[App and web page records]
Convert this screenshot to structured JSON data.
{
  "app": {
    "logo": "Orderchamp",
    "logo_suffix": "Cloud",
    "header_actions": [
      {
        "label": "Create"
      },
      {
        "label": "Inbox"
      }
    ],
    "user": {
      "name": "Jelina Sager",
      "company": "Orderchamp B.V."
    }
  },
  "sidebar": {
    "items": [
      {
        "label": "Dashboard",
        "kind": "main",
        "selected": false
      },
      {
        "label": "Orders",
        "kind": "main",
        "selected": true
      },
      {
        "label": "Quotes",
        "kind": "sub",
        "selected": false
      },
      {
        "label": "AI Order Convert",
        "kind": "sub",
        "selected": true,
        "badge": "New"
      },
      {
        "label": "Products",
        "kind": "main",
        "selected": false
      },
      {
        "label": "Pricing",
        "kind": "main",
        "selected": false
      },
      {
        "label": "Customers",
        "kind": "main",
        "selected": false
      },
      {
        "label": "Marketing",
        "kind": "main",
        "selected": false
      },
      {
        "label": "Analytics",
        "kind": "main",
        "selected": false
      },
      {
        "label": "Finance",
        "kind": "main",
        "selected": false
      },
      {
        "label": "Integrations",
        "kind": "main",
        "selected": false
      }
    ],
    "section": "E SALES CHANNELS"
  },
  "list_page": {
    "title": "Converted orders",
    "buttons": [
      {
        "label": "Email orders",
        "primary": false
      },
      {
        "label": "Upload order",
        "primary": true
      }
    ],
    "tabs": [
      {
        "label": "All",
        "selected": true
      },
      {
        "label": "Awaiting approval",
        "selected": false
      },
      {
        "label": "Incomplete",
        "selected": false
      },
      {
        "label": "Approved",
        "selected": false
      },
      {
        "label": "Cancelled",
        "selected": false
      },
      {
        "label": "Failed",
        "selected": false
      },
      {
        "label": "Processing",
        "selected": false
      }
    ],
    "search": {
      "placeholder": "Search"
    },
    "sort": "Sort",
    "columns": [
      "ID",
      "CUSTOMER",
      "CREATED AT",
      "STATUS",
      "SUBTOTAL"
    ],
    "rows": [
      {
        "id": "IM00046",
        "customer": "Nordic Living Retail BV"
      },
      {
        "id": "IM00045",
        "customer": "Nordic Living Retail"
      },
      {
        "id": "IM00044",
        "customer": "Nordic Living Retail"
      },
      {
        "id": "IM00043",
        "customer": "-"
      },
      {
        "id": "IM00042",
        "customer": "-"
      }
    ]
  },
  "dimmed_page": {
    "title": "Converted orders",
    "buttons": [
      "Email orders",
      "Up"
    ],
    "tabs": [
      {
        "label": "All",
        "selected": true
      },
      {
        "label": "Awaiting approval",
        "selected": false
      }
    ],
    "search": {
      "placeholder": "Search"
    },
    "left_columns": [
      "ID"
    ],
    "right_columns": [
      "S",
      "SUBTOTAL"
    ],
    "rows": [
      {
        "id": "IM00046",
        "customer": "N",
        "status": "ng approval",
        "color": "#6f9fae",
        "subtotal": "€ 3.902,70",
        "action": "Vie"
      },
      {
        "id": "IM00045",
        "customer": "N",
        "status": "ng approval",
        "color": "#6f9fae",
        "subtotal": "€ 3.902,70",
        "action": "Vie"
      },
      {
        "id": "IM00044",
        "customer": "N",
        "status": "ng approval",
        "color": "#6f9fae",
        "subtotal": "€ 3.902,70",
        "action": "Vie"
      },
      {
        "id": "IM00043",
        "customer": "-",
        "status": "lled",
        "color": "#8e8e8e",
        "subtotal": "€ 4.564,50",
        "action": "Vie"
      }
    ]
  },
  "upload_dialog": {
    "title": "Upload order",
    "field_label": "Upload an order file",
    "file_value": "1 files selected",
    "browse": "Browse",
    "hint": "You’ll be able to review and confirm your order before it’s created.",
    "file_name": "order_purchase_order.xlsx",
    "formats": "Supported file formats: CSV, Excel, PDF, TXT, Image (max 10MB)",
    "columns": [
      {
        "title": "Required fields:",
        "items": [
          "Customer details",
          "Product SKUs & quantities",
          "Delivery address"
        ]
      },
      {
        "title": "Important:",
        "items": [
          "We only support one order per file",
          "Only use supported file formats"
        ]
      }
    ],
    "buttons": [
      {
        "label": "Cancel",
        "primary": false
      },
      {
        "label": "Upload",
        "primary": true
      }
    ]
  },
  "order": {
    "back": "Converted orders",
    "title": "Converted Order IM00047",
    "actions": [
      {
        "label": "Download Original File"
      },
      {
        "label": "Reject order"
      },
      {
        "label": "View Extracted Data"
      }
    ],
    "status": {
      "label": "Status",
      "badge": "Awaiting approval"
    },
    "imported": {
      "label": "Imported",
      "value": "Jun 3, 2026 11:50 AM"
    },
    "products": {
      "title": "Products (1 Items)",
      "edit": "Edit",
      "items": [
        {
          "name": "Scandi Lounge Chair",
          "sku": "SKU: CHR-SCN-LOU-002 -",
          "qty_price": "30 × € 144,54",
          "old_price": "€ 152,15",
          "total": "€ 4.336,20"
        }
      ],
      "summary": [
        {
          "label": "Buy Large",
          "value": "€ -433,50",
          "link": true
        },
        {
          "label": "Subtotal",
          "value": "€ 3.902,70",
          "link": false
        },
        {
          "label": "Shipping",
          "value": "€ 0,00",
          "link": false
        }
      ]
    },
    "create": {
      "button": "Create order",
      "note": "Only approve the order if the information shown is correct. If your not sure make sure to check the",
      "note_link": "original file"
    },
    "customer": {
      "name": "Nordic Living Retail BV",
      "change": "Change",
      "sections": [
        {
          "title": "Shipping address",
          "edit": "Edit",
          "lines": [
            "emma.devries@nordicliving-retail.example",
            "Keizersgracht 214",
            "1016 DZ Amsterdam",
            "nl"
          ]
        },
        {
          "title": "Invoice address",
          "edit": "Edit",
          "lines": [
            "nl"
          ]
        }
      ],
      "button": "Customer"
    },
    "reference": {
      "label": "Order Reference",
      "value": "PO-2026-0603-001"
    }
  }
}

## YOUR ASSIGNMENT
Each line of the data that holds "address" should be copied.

## COMPLETED TASK
          "Delivery address"
          "title": "Shipping address",
          "title": "Invoice address",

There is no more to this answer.